From 2011 to 2014, Perspektivet Museum documented religious life in Tromsø – its most comprehensive documentation project thus-far. The impetus for the work was the observation that religion, to an increasing extent, is part of public debate, yet often discussed within a geo-political framework that focuses on conflicts and disagreements. There seems to be little discussion of practice, fellowship and what it means to live as a religious person. In our research, we chose to focus on ‘everyday religiosity’ in northern Norway.
A central part of the initial phase was to gain an overview of the city’s religious buildings, and indeed, a number of churches stood out as landmarks in the urban setting. Most of these, for instance Tromsdalen Church (The Arctic Cathedral) and Tromsø Cathedral, attested to a Lutheran city. But the picture was equivocal, for there was an old Catholic church next to the city square and a number of highly visible non-state churches in the centre of town. The immediate picture told us something about ‘the religious city’ but certainly not everything. For behind anonymous facades, inside commercial premises, former private homes and sports halls, we found a welter of new ritual spaces.
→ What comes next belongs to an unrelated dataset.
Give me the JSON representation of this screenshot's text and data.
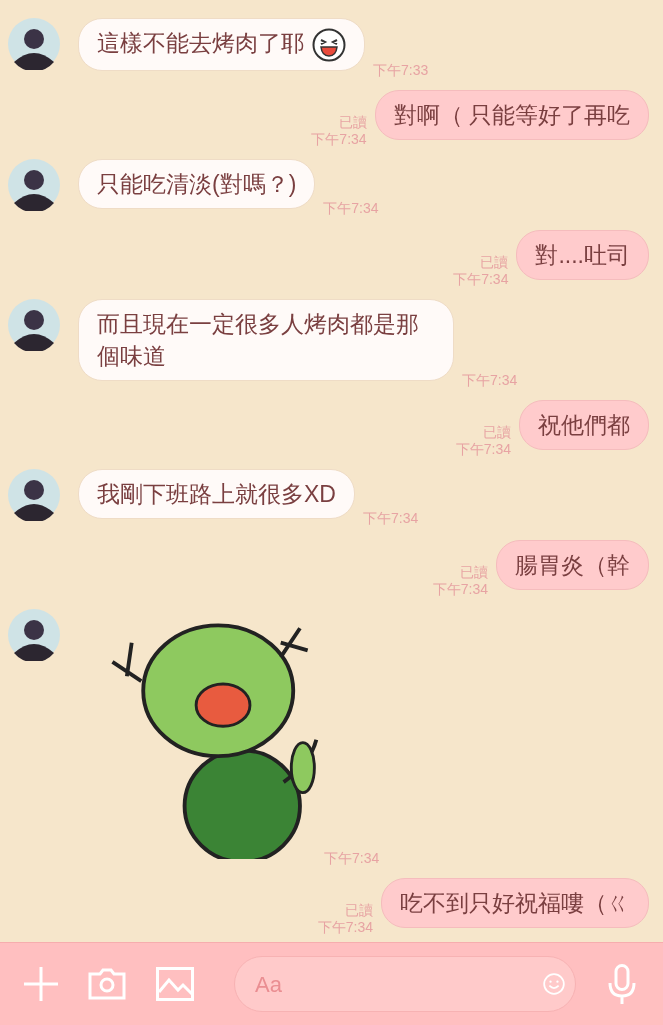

Tromsø’s religious life proved to be exceptionally diverse, but to make the project manageable in relation to the museum’s available resources, we chose to focus on eight religious communities. These were not chosen based on the number of members they had or how long they had existed in the city, but on a desire to show diversity and variation, both between religions and within Christianity. The communities are Grønnåsen Church, the Firstborn Læstadians, Jesuskirka, the Russian Orthodox Church, the Church of Our Lady with the St. Elisabeth Sisters and the Carmelite Nuns, Alnor Mosque, the Bahai Community and the Thai Buddhist Community. In addition, we followed the doings of an ecumenical initiative – Sammen i lovsang og bønn for Tromsø (Together in Songs of Praise and Prayer for Tromsø) – and certain individuals with or without connections to a religious community.
We started out viewing the city’s religious life from the outside, making note of the practical exercise of faith and variations between the religious communities. We noticed dress codes, how rooms were organised and furnished with art and symbols, and we registered how the different soundscapes characterised each community. Also fascinating were the ways in which communities adapted to the special climate of a small Arctic city. These first impressions tempted us to categorise and order the communities in a certain way, but face-to-face conversations with individual members soon resulted in a more nuanced understanding.
A total of 40 qualitative interviews were conducted with religious leaders and laymen, young people and the elderly, with people who had different levels of education, cultural backgrounds and social ties. The diversity was great, but all participants shared one common characteristic: their relation to their God was a central part of their life. Many did not fit within the interpretive frame we had initially sketched, which was based on a theological textbook on different religions. This made us aware of the value of viewing religion ‘from below’, that is, from the standpoint of individual persons’ thoughts and practices, rather than doctrines and dogmas. The encounters with individuals also reminded us that religion is not a static, fixed entity that can be ‘extracted’ for analysis; it consists of ongoing processes in people’s lives. During the research period, some of those we talked with underwent radical change in their affiliation, name and form of dress. Others found new ways of approaching God due to life crises, transitional phases or attempts to adapt to a new landscape. In some cases we conducted follow-up interviews in order to document faith as an ongoing reflective practice in a person’s life.
Religion consists, at least in part, of thought process and sense experiences. To capture the complexity and adapt our findings to a three-dimensional exhibition, we used a range of documentational methods in combination with participatory observation and interviews. The musician Aggie Peterson was responsible for recording sounds, for instance the silence in a contemplative religious order, communal meals after religious rituals, and various types of music. The medium of photography has had a prominent place throughout the research period, and we have added more than 6,000 photos to the museum’s collection. Furthermore, ceremonies have been filmed, historical sources have been reviewed, and the material has been processed and analysed for publication.